▸ **REQUIREMENT**: Verbatim copy, images removed: write out the entries below.
(SUPPLIED DATA Opens)
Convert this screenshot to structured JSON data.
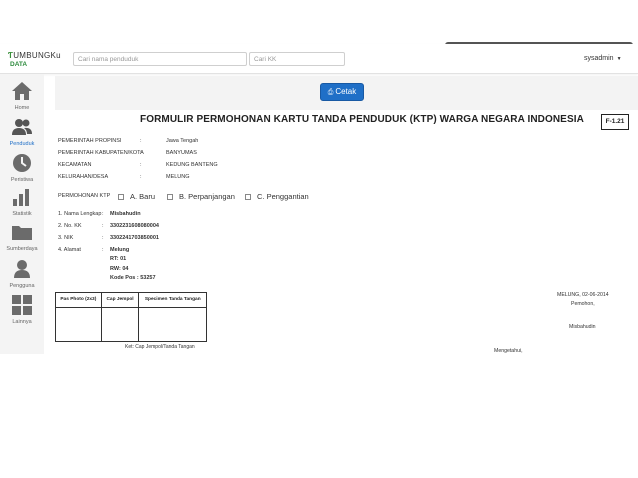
{
  "header": {
    "logo_text_1": "UMBUNGKu",
    "logo_text_2": "DATA",
    "search_name_placeholder": "Cari nama penduduk",
    "search_kk_placeholder": "Cari KK",
    "user": "sysadmin",
    "caret": "▼"
  },
  "sidebar": {
    "items": [
      {
        "label": "Home",
        "icon": "home-icon"
      },
      {
        "label": "Penduduk",
        "icon": "users-icon"
      },
      {
        "label": "Peristiwa",
        "icon": "clock-icon"
      },
      {
        "label": "Statistik",
        "icon": "bar-chart-icon"
      },
      {
        "label": "Sumberdaya",
        "icon": "folder-icon"
      },
      {
        "label": "Pengguna",
        "icon": "user-icon"
      },
      {
        "label": "Lainnya",
        "icon": "grid-icon"
      }
    ],
    "active_index": 1,
    "active_color": "#1f6fc7"
  },
  "actions": {
    "print_label": "Cetak",
    "print_icon": "printer-icon",
    "button_color": "#1f6fc7"
  },
  "form": {
    "title": "FORMULIR PERMOHONAN KARTU TANDA PENDUDUK (KTP) WARGA NEGARA INDONESIA",
    "code": "F-1.21",
    "separator": ":",
    "region": [
      {
        "label": "PEMERINTAH PROPINSI",
        "value": "Jawa Tengah"
      },
      {
        "label": "PEMERINTAH KABUPATEN/KOTA",
        "value": "BANYUMAS"
      },
      {
        "label": "KECAMATAN",
        "value": "KEDUNG BANTENG"
      },
      {
        "label": "KELURAHAN/DESA",
        "value": "MELUNG"
      }
    ],
    "ktp_label": "PERMOHONAN KTP",
    "ktp_options": [
      "A. Baru",
      "B. Perpanjangan",
      "C. Penggantian"
    ],
    "fields": [
      {
        "label": "1. Nama Lengkap",
        "value": "Misbahudin"
      },
      {
        "label": "2. No. KK",
        "value": "3302231608080004"
      },
      {
        "label": "3. NIK",
        "value": "3302241703850001"
      },
      {
        "label": "4. Alamat",
        "value": "Melung"
      }
    ],
    "address_extra": [
      "RT: 01",
      "RW: 04",
      "Kode Pos : 53257"
    ],
    "photo_table": {
      "headers": [
        "Pas Photo (2x3)",
        "Cap Jempol",
        "Specimen Tanda Tangan"
      ]
    },
    "photo_note": "Ket: Cap Jempol/Tanda Tangan",
    "place_date": "MELUNG, 02-06-2014",
    "applicant_label": "Pemohon,",
    "applicant_name": "Misbahudin",
    "approval_label": "Mengetahui,"
  }
}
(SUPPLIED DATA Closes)
▸ **WRITTEN REPLY**:
Convert this screenshot to structured JSON data.
{
  "header": {
    "logo_text_1": "UMBUNGKu",
    "logo_text_2": "DATA",
    "search_name_placeholder": "Cari nama penduduk",
    "search_kk_placeholder": "Cari KK",
    "user": "sysadmin",
    "caret": "▼"
  },
  "sidebar": {
    "items": [
      {
        "label": "Home",
        "icon": "home-icon"
      },
      {
        "label": "Penduduk",
        "icon": "users-icon"
      },
      {
        "label": "Peristiwa",
        "icon": "clock-icon"
      },
      {
        "label": "Statistik",
        "icon": "bar-chart-icon"
      },
      {
        "label": "Sumberdaya",
        "icon": "folder-icon"
      },
      {
        "label": "Pengguna",
        "icon": "user-icon"
      },
      {
        "label": "Lainnya",
        "icon": "grid-icon"
      }
    ],
    "active_index": 1,
    "active_color": "#1f6fc7"
  },
  "actions": {
    "print_label": "Cetak",
    "print_icon": "printer-icon",
    "button_color": "#1f6fc7"
  },
  "form": {
    "title": "FORMULIR PERMOHONAN KARTU TANDA PENDUDUK (KTP) WARGA NEGARA INDONESIA",
    "code": "F-1.21",
    "separator": ":",
    "region": [
      {
        "label": "PEMERINTAH PROPINSI",
        "value": "Jawa Tengah"
      },
      {
        "label": "PEMERINTAH KABUPATEN/KOTA",
        "value": "BANYUMAS"
      },
      {
        "label": "KECAMATAN",
        "value": "KEDUNG BANTENG"
      },
      {
        "label": "KELURAHAN/DESA",
        "value": "MELUNG"
      }
    ],
    "ktp_label": "PERMOHONAN KTP",
    "ktp_options": [
      "A. Baru",
      "B. Perpanjangan",
      "C. Penggantian"
    ],
    "fields": [
      {
        "label": "1. Nama Lengkap",
        "value": "Misbahudin"
      },
      {
        "label": "2. No. KK",
        "value": "3302231608080004"
      },
      {
        "label": "3. NIK",
        "value": "3302241703850001"
      },
      {
        "label": "4. Alamat",
        "value": "Melung"
      }
    ],
    "address_extra": [
      "RT: 01",
      "RW: 04",
      "Kode Pos : 53257"
    ],
    "photo_table": {
      "headers": [
        "Pas Photo (2x3)",
        "Cap Jempol",
        "Specimen Tanda Tangan"
      ]
    },
    "photo_note": "Ket: Cap Jempol/Tanda Tangan",
    "place_date": "MELUNG, 02-06-2014",
    "applicant_label": "Pemohon,",
    "applicant_name": "Misbahudin",
    "approval_label": "Mengetahui,"
  }
}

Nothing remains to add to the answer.